Instructions for the task: Once the pictures are set aside, reproduce the entries below exactly.

Records shown:
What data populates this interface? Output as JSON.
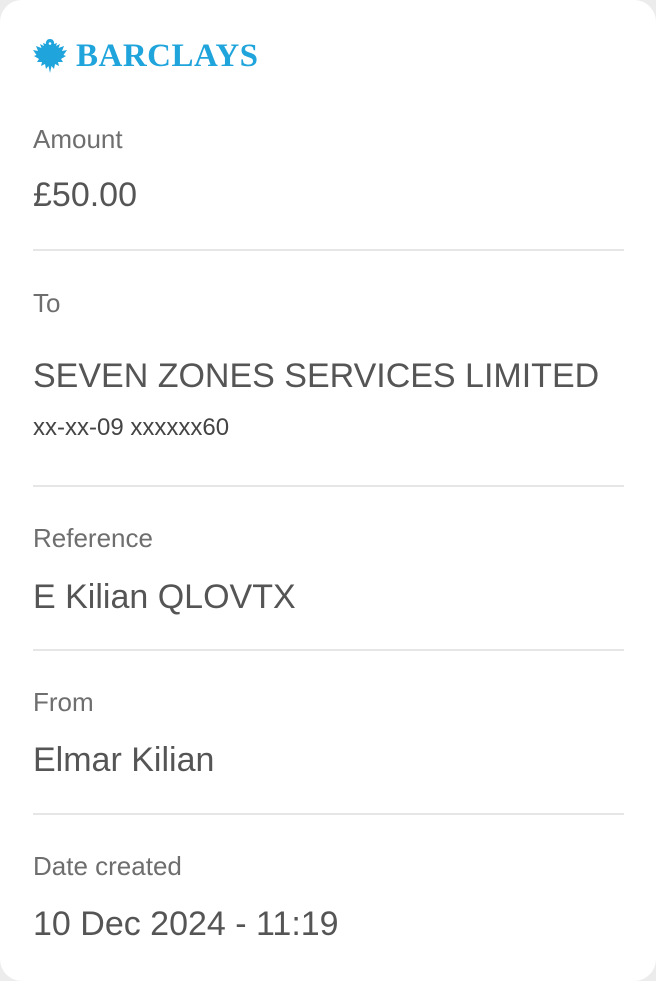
{
  "brand": {
    "name": "BARCLAYS",
    "logo_icon": "eagle-icon",
    "color": "#1fa4dc"
  },
  "amount": {
    "label": "Amount",
    "value": "£50.00"
  },
  "to": {
    "label": "To",
    "name": "SEVEN ZONES SERVICES LIMITED",
    "account": "xx-xx-09 xxxxxx60"
  },
  "reference": {
    "label": "Reference",
    "value": "E Kilian QLOVTX"
  },
  "from": {
    "label": "From",
    "value": "Elmar Kilian"
  },
  "date_created": {
    "label": "Date created",
    "value": "10 Dec 2024 - 11:19"
  }
}
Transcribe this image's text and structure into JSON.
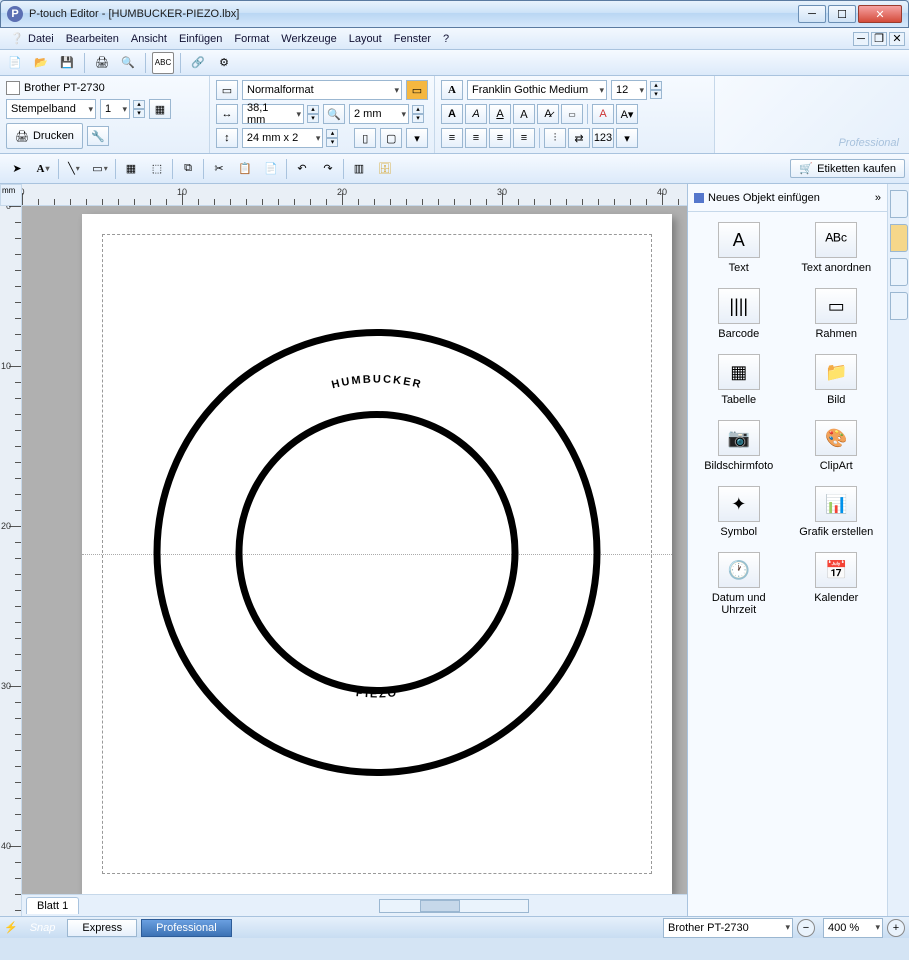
{
  "window": {
    "app": "P-touch Editor",
    "doc": "[HUMBUCKER-PIEZO.lbx]"
  },
  "menu": [
    "Datei",
    "Bearbeiten",
    "Ansicht",
    "Einfügen",
    "Format",
    "Werkzeuge",
    "Layout",
    "Fenster",
    "?"
  ],
  "printer_panel": {
    "printer": "Brother PT-2730",
    "media": "Stempelband",
    "copies": "1",
    "print_btn": "Drucken"
  },
  "format_panel": {
    "format": "Normalformat",
    "width": "38,1 mm",
    "margin": "2 mm",
    "tape": "24 mm x 2"
  },
  "font_panel": {
    "font": "Franklin Gothic Medium",
    "size": "12"
  },
  "brand": "Professional",
  "buy_btn": "Etiketten kaufen",
  "side": {
    "title": "Neues Objekt einfügen",
    "items": [
      {
        "label": "Text",
        "glyph": "A"
      },
      {
        "label": "Text anordnen",
        "glyph": "ᴬᴮᶜ"
      },
      {
        "label": "Barcode",
        "glyph": "||||"
      },
      {
        "label": "Rahmen",
        "glyph": "▭"
      },
      {
        "label": "Tabelle",
        "glyph": "▦"
      },
      {
        "label": "Bild",
        "glyph": "📁"
      },
      {
        "label": "Bildschirmfoto",
        "glyph": "📷"
      },
      {
        "label": "ClipArt",
        "glyph": "🎨"
      },
      {
        "label": "Symbol",
        "glyph": "✦"
      },
      {
        "label": "Grafik erstellen",
        "glyph": "📊"
      },
      {
        "label": "Datum und Uhrzeit",
        "glyph": "🕐"
      },
      {
        "label": "Kalender",
        "glyph": "📅"
      }
    ]
  },
  "canvas": {
    "ruler_unit": "mm",
    "tape_label_line1": "24 mm",
    "tape_label_line2": "x 2",
    "text_top": "HUMBUCKER",
    "text_bottom": "PIEZO",
    "sheet": "Blatt 1"
  },
  "status": {
    "snap": "Snap",
    "modes": [
      "Express",
      "Professional"
    ],
    "active_mode": "Professional",
    "printer": "Brother PT-2730",
    "zoom": "400 %"
  }
}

Task response:
What data populates this interface? Output as JSON.
{
  "brand": {
    "name": "BARCLAYS",
    "logo_icon": "eagle-icon",
    "color": "#1fa4dc"
  },
  "amount": {
    "label": "Amount",
    "value": "£50.00"
  },
  "to": {
    "label": "To",
    "name": "SEVEN ZONES SERVICES LIMITED",
    "account": "xx-xx-09 xxxxxx60"
  },
  "reference": {
    "label": "Reference",
    "value": "E Kilian QLOVTX"
  },
  "from": {
    "label": "From",
    "value": "Elmar Kilian"
  },
  "date_created": {
    "label": "Date created",
    "value": "10 Dec 2024 - 11:19"
  }
}
Transcribe this image's text and structure into JSON.
{
  "window": {
    "app": "P-touch Editor",
    "doc": "[HUMBUCKER-PIEZO.lbx]"
  },
  "menu": [
    "Datei",
    "Bearbeiten",
    "Ansicht",
    "Einfügen",
    "Format",
    "Werkzeuge",
    "Layout",
    "Fenster",
    "?"
  ],
  "printer_panel": {
    "printer": "Brother PT-2730",
    "media": "Stempelband",
    "copies": "1",
    "print_btn": "Drucken"
  },
  "format_panel": {
    "format": "Normalformat",
    "width": "38,1 mm",
    "margin": "2 mm",
    "tape": "24 mm x 2"
  },
  "font_panel": {
    "font": "Franklin Gothic Medium",
    "size": "12"
  },
  "brand": "Professional",
  "buy_btn": "Etiketten kaufen",
  "side": {
    "title": "Neues Objekt einfügen",
    "items": [
      {
        "label": "Text",
        "glyph": "A"
      },
      {
        "label": "Text anordnen",
        "glyph": "ᴬᴮᶜ"
      },
      {
        "label": "Barcode",
        "glyph": "||||"
      },
      {
        "label": "Rahmen",
        "glyph": "▭"
      },
      {
        "label": "Tabelle",
        "glyph": "▦"
      },
      {
        "label": "Bild",
        "glyph": "📁"
      },
      {
        "label": "Bildschirmfoto",
        "glyph": "📷"
      },
      {
        "label": "ClipArt",
        "glyph": "🎨"
      },
      {
        "label": "Symbol",
        "glyph": "✦"
      },
      {
        "label": "Grafik erstellen",
        "glyph": "📊"
      },
      {
        "label": "Datum und Uhrzeit",
        "glyph": "🕐"
      },
      {
        "label": "Kalender",
        "glyph": "📅"
      }
    ]
  },
  "canvas": {
    "ruler_unit": "mm",
    "tape_label_line1": "24 mm",
    "tape_label_line2": "x 2",
    "text_top": "HUMBUCKER",
    "text_bottom": "PIEZO",
    "sheet": "Blatt 1"
  },
  "status": {
    "snap": "Snap",
    "modes": [
      "Express",
      "Professional"
    ],
    "active_mode": "Professional",
    "printer": "Brother PT-2730",
    "zoom": "400 %"
  }
}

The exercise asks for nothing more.